WHAT TO WORK ON >>
Would you please copy every line from the records that contains the word "Extreme"?

RECORDS SUPPLIED >>
────────────────────
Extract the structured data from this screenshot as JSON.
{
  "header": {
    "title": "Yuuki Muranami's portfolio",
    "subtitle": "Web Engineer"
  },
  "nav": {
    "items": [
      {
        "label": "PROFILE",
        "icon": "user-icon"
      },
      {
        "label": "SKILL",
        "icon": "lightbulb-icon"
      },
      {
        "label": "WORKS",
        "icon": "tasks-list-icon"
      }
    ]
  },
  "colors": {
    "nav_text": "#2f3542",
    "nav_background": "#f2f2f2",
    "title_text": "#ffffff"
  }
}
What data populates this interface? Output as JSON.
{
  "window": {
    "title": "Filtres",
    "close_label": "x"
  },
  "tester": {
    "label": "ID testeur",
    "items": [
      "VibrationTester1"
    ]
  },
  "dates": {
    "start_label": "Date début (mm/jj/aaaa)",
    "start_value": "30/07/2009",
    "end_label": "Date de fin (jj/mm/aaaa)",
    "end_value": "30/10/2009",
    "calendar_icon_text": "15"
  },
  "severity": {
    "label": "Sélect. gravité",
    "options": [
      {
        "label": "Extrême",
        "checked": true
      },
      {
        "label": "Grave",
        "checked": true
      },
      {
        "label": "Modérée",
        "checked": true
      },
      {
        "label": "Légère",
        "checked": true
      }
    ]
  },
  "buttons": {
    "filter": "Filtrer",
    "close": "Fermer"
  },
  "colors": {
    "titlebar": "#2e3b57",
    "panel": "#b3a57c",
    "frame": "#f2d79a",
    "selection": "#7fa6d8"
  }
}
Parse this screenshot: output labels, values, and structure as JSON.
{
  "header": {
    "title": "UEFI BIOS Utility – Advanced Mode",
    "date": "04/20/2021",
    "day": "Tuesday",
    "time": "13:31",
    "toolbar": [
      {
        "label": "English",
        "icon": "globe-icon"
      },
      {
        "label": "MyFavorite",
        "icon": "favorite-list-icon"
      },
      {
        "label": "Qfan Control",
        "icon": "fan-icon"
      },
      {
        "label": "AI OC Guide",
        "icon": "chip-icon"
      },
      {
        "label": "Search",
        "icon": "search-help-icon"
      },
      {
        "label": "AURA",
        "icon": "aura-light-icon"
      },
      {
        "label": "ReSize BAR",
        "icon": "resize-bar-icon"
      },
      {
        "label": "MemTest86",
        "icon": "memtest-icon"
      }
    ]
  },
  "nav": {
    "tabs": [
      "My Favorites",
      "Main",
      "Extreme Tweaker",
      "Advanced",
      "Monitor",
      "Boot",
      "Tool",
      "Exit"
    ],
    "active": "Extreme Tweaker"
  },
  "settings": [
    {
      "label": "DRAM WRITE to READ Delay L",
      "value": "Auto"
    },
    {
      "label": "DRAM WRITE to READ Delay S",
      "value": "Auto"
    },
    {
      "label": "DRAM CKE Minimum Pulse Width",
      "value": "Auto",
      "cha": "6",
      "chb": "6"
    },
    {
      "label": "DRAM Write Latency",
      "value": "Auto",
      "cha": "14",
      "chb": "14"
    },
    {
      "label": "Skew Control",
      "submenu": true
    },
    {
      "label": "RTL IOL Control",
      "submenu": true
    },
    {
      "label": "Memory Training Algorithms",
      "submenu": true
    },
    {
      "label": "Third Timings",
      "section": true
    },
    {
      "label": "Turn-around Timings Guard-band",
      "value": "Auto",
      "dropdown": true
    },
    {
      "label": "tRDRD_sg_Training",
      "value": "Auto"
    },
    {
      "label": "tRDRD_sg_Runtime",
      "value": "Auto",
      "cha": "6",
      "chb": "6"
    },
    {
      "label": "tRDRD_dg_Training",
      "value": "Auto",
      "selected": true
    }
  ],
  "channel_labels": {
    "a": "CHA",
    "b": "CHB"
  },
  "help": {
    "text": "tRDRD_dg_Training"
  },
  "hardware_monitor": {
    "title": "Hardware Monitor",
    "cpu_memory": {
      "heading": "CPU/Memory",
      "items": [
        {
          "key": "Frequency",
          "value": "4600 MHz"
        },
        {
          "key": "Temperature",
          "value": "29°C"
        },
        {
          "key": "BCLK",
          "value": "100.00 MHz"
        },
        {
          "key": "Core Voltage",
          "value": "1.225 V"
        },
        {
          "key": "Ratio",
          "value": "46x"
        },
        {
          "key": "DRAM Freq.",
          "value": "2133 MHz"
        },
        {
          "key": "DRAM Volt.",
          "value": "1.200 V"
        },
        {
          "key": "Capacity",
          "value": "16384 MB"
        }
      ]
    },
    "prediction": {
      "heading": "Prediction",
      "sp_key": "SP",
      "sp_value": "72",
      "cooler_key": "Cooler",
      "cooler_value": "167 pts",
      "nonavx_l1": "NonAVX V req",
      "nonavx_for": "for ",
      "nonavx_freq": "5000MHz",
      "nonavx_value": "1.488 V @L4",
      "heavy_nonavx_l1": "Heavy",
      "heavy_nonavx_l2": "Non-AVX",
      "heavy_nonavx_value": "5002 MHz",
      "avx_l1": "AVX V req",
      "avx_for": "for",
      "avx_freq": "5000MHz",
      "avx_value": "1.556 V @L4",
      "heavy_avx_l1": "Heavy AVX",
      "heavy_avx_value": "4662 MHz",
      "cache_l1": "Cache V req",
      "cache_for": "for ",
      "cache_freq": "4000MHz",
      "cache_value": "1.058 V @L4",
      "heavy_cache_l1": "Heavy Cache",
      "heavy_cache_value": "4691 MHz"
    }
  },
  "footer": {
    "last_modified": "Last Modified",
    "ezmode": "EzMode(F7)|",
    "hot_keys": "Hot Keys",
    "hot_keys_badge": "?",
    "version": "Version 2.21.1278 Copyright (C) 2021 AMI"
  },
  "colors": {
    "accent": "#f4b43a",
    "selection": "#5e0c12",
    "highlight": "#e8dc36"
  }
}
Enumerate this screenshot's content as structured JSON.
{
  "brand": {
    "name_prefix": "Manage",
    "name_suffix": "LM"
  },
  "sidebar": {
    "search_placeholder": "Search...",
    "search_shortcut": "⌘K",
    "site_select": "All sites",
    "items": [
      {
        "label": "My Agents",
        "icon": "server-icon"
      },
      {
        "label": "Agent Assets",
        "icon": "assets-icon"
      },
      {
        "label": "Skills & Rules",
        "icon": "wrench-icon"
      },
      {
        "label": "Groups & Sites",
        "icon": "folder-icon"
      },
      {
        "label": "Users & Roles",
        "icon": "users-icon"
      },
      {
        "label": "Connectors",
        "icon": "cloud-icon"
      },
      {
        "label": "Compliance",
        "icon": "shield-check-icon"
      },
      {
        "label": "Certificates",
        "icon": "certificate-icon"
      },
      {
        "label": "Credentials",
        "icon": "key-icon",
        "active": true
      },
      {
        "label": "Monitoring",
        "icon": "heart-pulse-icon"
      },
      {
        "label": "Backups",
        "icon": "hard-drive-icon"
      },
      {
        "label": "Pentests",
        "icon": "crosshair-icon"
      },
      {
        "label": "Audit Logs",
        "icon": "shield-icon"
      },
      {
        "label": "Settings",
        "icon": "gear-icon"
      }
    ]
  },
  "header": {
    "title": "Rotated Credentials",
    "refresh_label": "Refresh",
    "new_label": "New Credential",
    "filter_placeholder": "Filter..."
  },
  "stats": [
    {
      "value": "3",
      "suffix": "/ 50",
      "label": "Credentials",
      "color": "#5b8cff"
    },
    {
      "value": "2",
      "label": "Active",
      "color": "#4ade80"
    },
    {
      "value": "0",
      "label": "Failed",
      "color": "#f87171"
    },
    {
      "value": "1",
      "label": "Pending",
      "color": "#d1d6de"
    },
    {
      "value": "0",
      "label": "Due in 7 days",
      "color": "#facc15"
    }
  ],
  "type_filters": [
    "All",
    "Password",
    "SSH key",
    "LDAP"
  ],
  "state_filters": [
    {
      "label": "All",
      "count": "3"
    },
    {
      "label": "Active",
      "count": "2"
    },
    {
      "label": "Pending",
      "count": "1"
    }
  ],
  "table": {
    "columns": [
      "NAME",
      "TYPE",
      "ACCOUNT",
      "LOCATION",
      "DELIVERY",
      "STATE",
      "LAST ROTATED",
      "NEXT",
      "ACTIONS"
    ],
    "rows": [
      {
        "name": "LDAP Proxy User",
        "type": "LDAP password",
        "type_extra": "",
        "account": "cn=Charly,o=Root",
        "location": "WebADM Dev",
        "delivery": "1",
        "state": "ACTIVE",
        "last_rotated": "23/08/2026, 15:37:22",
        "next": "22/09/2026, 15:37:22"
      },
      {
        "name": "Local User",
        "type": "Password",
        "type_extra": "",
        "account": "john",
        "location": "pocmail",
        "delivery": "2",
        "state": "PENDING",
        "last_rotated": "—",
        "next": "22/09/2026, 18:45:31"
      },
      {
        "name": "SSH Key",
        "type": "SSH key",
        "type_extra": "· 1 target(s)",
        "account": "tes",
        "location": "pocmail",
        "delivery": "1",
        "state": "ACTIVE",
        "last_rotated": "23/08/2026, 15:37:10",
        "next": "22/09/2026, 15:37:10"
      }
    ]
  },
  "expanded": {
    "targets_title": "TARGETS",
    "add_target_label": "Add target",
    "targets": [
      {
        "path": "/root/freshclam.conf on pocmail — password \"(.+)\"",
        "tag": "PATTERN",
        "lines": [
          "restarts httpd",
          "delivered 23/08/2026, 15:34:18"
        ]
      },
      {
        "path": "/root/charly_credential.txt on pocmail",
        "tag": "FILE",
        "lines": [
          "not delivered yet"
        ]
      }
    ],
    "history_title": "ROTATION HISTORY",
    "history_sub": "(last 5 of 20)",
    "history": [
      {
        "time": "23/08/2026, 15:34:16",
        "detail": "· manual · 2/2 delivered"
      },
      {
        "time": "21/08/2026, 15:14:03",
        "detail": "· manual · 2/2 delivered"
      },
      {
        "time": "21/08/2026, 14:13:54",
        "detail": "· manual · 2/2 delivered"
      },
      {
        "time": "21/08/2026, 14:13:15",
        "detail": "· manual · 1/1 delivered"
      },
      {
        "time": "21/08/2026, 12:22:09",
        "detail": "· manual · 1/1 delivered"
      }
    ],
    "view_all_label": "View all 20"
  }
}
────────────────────
RESULT FOR THIS EXERCISE >>
      "Extreme Tweaker",
    "active": "Extreme Tweaker"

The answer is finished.